*Available data:*
#####

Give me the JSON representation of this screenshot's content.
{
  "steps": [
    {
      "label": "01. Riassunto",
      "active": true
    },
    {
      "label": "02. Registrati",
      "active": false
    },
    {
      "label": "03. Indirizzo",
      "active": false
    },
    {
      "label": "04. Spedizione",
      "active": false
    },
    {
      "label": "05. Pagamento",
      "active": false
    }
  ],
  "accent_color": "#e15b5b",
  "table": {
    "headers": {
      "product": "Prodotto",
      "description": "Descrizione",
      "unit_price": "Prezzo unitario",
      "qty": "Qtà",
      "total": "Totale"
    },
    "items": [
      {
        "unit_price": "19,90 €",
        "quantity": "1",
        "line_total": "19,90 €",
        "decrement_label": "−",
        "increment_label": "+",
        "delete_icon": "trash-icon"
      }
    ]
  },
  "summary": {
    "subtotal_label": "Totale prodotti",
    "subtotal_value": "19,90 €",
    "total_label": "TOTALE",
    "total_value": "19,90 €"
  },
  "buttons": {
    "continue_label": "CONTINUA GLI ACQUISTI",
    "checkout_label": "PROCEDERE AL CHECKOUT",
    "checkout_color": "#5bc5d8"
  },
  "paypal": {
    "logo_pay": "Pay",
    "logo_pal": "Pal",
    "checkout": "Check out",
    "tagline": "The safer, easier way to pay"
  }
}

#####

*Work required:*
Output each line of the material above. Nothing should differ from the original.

*Answer:*
Give me the JSON representation of this screenshot's content.
{
  "steps": [
    {
      "label": "01. Riassunto",
      "active": true
    },
    {
      "label": "02. Registrati",
      "active": false
    },
    {
      "label": "03. Indirizzo",
      "active": false
    },
    {
      "label": "04. Spedizione",
      "active": false
    },
    {
      "label": "05. Pagamento",
      "active": false
    }
  ],
  "accent_color": "#e15b5b",
  "table": {
    "headers": {
      "product": "Prodotto",
      "description": "Descrizione",
      "unit_price": "Prezzo unitario",
      "qty": "Qtà",
      "total": "Totale"
    },
    "items": [
      {
        "unit_price": "19,90 €",
        "quantity": "1",
        "line_total": "19,90 €",
        "decrement_label": "−",
        "increment_label": "+",
        "delete_icon": "trash-icon"
      }
    ]
  },
  "summary": {
    "subtotal_label": "Totale prodotti",
    "subtotal_value": "19,90 €",
    "total_label": "TOTALE",
    "total_value": "19,90 €"
  },
  "buttons": {
    "continue_label": "CONTINUA GLI ACQUISTI",
    "checkout_label": "PROCEDERE AL CHECKOUT",
    "checkout_color": "#5bc5d8"
  },
  "paypal": {
    "logo_pay": "Pay",
    "logo_pal": "Pal",
    "checkout": "Check out",
    "tagline": "The safer, easier way to pay"
  }
}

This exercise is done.